Most folks start with a vegetables and then graduate to fruit production. All of the fruit producing plants are perennial. This means more planning and more attention to site details. And complications such as cross pollination and rootstock emerge. Let’s face it… anyone can grow a tomato. It takes dedication and skill to produce your own apples, blueberries and peaches. But it can be done.
Before I get into details about some specific fruiting plants, here’s some good news. Penn State has produced an outstanding publication called Fruit Production for the Home Gardner. You can read the whole thing on line, order a copy from Penn State (814-865-6713) or stop by our office and pick up a copy for twelve dollars. Its 186 pages packed with practical fruit growing information.
If you are itching to try your hand at fruit production, here are some suggestions.
1. Start small. Make your mistakes on a small scale and add more if things are going well.
2. Make a realistic assessment of your site. You’ll need at least 8 hours of sunlight a day and soil that does not retain excess moisture. How can you tell? The sunlight part is easy. As for moisture… if your site has standing water for more than 24 hours after rainfall it’s probably too wet for perennial fruiting plants.
3. Think about deer. Deer will absolutely destroy new fruit plantings. If not in the growing season, then during the winter. Do not underestimate them. There are no shortcuts to deer control. If you have deer pressure only an 8 foot fence or hot lead will stop them. Don’t think about fencing individual plants. Think about fencing the entire fruit planting. Not always a pretty picture. If deer pressure is low to moderate, the odor repellents offer some temporary help.
4. Use dwarfing root stocks to control plant size wherever it make sense. Good size controlling rootstocks exist for apple, pear, and sweet cherry. Not so for peach and other tree fruits. I know, they sell them….but we don’t recommend them. You can control peach size by proper pruning.
5. Consider the brambles (raspberry and blackberry), blueberries, currents and strawberries before the tree fruits. They require less space, yield very well and come into production more quickly. They event tolerate a little shade.
6. Soil test, adjust soil pH and nutrient levels and work in organic matter into the entire planting site prior to planting. Dropping some amendments into the planting hole does not do the job. Spend the time and money to prepare the site well, even if this means delaying your planting one year. In the long run, you’ll be ahead.
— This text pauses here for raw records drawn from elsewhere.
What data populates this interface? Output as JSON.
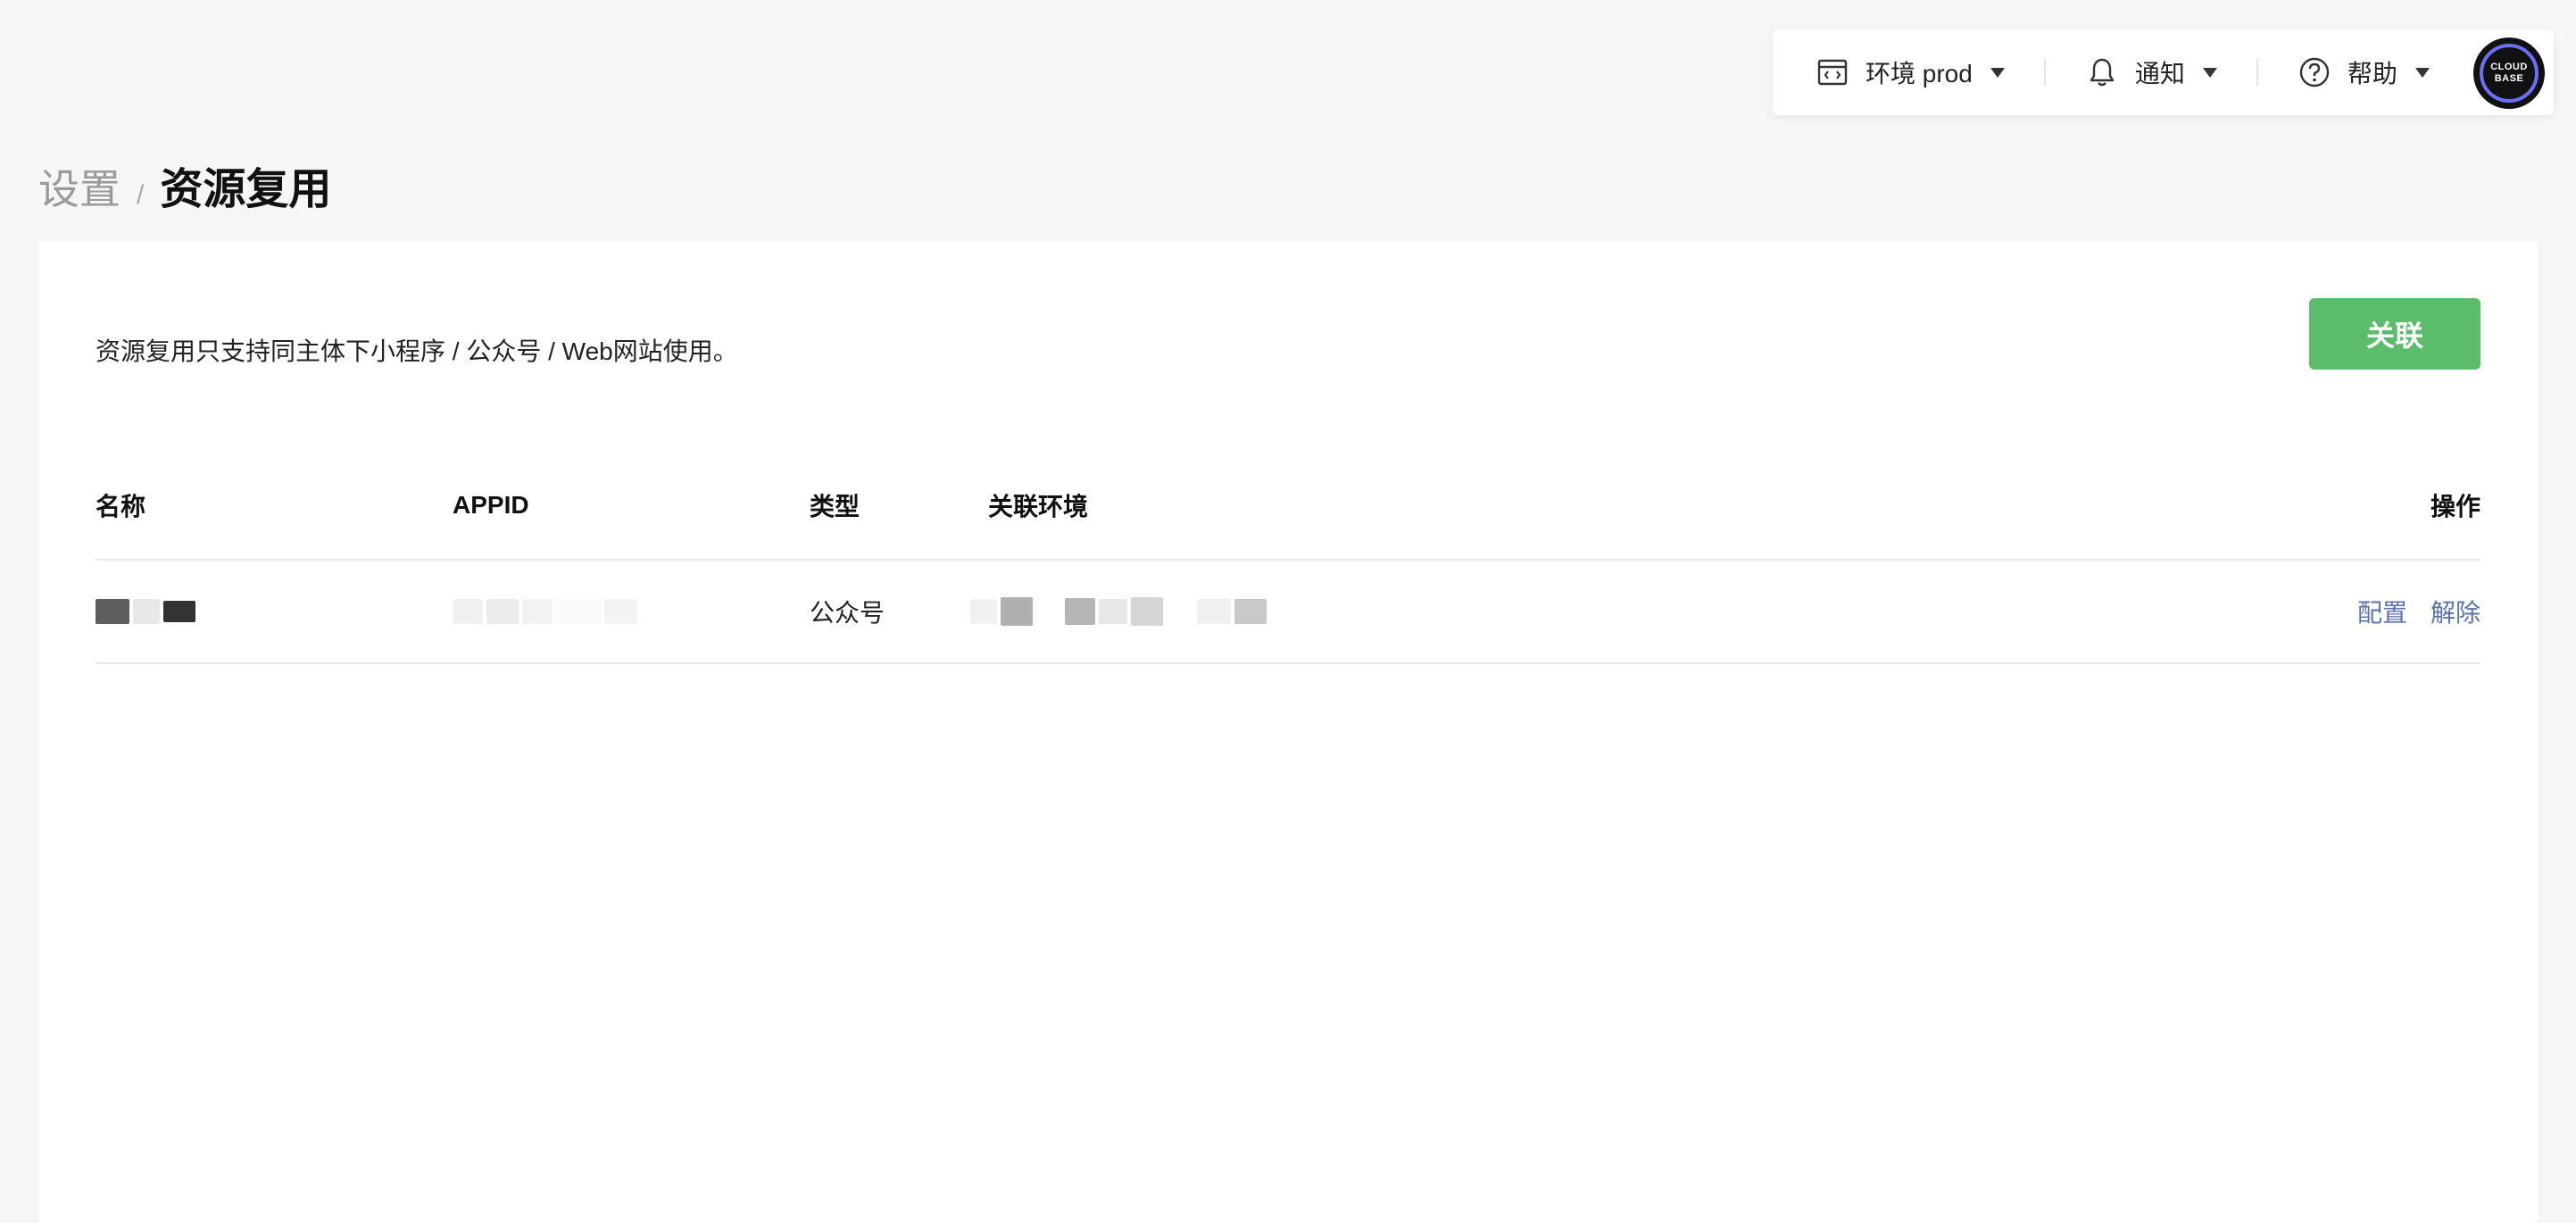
{
  "topbar": {
    "env_label": "环境 prod",
    "notice_label": "通知",
    "help_label": "帮助",
    "avatar_line1": "CLOUD",
    "avatar_line2": "BASE",
    "icons": {
      "env": "code-window-icon",
      "notice": "bell-icon",
      "help": "question-circle-icon"
    }
  },
  "breadcrumb": {
    "parent": "设置",
    "separator": "/",
    "current": "资源复用"
  },
  "card": {
    "description": "资源复用只支持同主体下小程序 / 公众号 / Web网站使用。",
    "associate_button": "关联"
  },
  "table": {
    "headers": {
      "name": "名称",
      "appid": "APPID",
      "type": "类型",
      "env": "关联环境",
      "ops": "操作"
    },
    "rows": [
      {
        "type": "公众号",
        "action_config": "配置",
        "action_unbind": "解除"
      }
    ]
  },
  "colors": {
    "primary_button": "#5bbd6b",
    "link": "#5b73a8",
    "page_background": "#f5f6f8"
  }
}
7. Our local garden centers are great places to by many kinds of plants and supplies… but in my opinion, they are not the place to buy perennial fruit plants. Buy directly from the best mail-order nurseries (not those listed in the Sunday newspaper). The Penn State fruit publication has an extensive list of good nurseries.
8. Plant as early as possible in spring. Frosts are not a problem for the plants. Frosts will potentially affect bloom … but that’s down the road a bit.
9. Be realistic about pest control. Strawberries, blueberries, currents and the brambles have minimal pest problems and they are generally manageable with organic or low impact pest control measures. The tree fruits and grapes are a different story. Be prepared to make multiple pesticide sprays on these species or you will not be rewarded with anything edible.
10. Pay attention to cross pollination needs. There is not enough room here to go into the details. See references for guidance. Don’t worry about bees. Plant it and they will come.